__ASSIGNMENT__
For this exercise, print all of the data exactly as given.

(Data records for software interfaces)
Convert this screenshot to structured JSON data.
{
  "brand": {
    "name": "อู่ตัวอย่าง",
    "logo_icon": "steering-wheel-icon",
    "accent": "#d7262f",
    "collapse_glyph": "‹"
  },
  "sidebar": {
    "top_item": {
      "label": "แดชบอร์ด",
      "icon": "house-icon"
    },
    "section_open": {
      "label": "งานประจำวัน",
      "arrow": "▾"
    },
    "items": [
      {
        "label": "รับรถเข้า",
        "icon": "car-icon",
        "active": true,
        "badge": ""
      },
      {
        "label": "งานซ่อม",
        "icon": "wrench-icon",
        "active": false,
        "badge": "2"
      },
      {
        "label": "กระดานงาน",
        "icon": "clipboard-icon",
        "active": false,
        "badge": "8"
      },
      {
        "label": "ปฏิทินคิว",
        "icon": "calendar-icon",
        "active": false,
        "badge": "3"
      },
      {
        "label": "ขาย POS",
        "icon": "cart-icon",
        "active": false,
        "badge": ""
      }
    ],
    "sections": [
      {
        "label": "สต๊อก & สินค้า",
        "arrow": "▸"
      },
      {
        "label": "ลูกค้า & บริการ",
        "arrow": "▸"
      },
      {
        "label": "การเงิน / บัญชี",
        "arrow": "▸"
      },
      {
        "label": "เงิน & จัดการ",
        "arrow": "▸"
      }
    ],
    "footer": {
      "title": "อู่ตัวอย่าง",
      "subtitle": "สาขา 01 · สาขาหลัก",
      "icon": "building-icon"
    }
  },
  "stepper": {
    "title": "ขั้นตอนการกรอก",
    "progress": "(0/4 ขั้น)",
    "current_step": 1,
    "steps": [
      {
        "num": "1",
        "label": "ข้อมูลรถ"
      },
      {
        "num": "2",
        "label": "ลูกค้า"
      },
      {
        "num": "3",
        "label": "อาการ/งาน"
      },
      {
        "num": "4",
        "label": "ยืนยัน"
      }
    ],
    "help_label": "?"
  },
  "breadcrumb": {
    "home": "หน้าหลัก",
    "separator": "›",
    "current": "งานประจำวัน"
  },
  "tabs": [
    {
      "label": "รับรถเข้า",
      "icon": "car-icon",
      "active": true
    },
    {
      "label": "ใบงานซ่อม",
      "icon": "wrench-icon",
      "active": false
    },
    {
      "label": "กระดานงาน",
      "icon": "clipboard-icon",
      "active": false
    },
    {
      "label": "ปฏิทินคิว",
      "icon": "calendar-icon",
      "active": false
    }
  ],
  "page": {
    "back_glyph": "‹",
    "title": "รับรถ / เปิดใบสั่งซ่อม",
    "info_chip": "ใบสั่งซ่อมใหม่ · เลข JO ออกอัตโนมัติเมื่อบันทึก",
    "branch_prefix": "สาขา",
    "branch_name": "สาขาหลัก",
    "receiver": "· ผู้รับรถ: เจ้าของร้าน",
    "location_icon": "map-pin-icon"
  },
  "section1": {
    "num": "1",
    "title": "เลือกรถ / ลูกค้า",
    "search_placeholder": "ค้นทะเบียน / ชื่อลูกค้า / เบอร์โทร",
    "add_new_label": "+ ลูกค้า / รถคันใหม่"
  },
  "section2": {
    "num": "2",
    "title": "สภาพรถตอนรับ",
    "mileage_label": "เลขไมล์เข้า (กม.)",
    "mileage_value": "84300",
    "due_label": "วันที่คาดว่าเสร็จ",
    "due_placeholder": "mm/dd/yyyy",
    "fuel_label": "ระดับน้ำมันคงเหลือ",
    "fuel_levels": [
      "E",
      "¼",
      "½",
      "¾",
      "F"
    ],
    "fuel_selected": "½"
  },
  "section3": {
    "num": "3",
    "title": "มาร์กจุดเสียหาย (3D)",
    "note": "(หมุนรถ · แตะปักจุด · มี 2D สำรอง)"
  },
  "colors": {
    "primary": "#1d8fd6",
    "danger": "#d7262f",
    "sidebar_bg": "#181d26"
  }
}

__SOLUTION__
Convert this screenshot to structured JSON data.
{
  "brand": {
    "name": "อู่ตัวอย่าง",
    "logo_icon": "steering-wheel-icon",
    "accent": "#d7262f",
    "collapse_glyph": "‹"
  },
  "sidebar": {
    "top_item": {
      "label": "แดชบอร์ด",
      "icon": "house-icon"
    },
    "section_open": {
      "label": "งานประจำวัน",
      "arrow": "▾"
    },
    "items": [
      {
        "label": "รับรถเข้า",
        "icon": "car-icon",
        "active": true,
        "badge": ""
      },
      {
        "label": "งานซ่อม",
        "icon": "wrench-icon",
        "active": false,
        "badge": "2"
      },
      {
        "label": "กระดานงาน",
        "icon": "clipboard-icon",
        "active": false,
        "badge": "8"
      },
      {
        "label": "ปฏิทินคิว",
        "icon": "calendar-icon",
        "active": false,
        "badge": "3"
      },
      {
        "label": "ขาย POS",
        "icon": "cart-icon",
        "active": false,
        "badge": ""
      }
    ],
    "sections": [
      {
        "label": "สต๊อก & สินค้า",
        "arrow": "▸"
      },
      {
        "label": "ลูกค้า & บริการ",
        "arrow": "▸"
      },
      {
        "label": "การเงิน / บัญชี",
        "arrow": "▸"
      },
      {
        "label": "เงิน & จัดการ",
        "arrow": "▸"
      }
    ],
    "footer": {
      "title": "อู่ตัวอย่าง",
      "subtitle": "สาขา 01 · สาขาหลัก",
      "icon": "building-icon"
    }
  },
  "stepper": {
    "title": "ขั้นตอนการกรอก",
    "progress": "(0/4 ขั้น)",
    "current_step": 1,
    "steps": [
      {
        "num": "1",
        "label": "ข้อมูลรถ"
      },
      {
        "num": "2",
        "label": "ลูกค้า"
      },
      {
        "num": "3",
        "label": "อาการ/งาน"
      },
      {
        "num": "4",
        "label": "ยืนยัน"
      }
    ],
    "help_label": "?"
  },
  "breadcrumb": {
    "home": "หน้าหลัก",
    "separator": "›",
    "current": "งานประจำวัน"
  },
  "tabs": [
    {
      "label": "รับรถเข้า",
      "icon": "car-icon",
      "active": true
    },
    {
      "label": "ใบงานซ่อม",
      "icon": "wrench-icon",
      "active": false
    },
    {
      "label": "กระดานงาน",
      "icon": "clipboard-icon",
      "active": false
    },
    {
      "label": "ปฏิทินคิว",
      "icon": "calendar-icon",
      "active": false
    }
  ],
  "page": {
    "back_glyph": "‹",
    "title": "รับรถ / เปิดใบสั่งซ่อม",
    "info_chip": "ใบสั่งซ่อมใหม่ · เลข JO ออกอัตโนมัติเมื่อบันทึก",
    "branch_prefix": "สาขา",
    "branch_name": "สาขาหลัก",
    "receiver": "· ผู้รับรถ: เจ้าของร้าน",
    "location_icon": "map-pin-icon"
  },
  "section1": {
    "num": "1",
    "title": "เลือกรถ / ลูกค้า",
    "search_placeholder": "ค้นทะเบียน / ชื่อลูกค้า / เบอร์โทร",
    "add_new_label": "+ ลูกค้า / รถคันใหม่"
  },
  "section2": {
    "num": "2",
    "title": "สภาพรถตอนรับ",
    "mileage_label": "เลขไมล์เข้า (กม.)",
    "mileage_value": "84300",
    "due_label": "วันที่คาดว่าเสร็จ",
    "due_placeholder": "mm/dd/yyyy",
    "fuel_label": "ระดับน้ำมันคงเหลือ",
    "fuel_levels": [
      "E",
      "¼",
      "½",
      "¾",
      "F"
    ],
    "fuel_selected": "½"
  },
  "section3": {
    "num": "3",
    "title": "มาร์กจุดเสียหาย (3D)",
    "note": "(หมุนรถ · แตะปักจุด · มี 2D สำรอง)"
  },
  "colors": {
    "primary": "#1d8fd6",
    "danger": "#d7262f",
    "sidebar_bg": "#181d26"
  }
}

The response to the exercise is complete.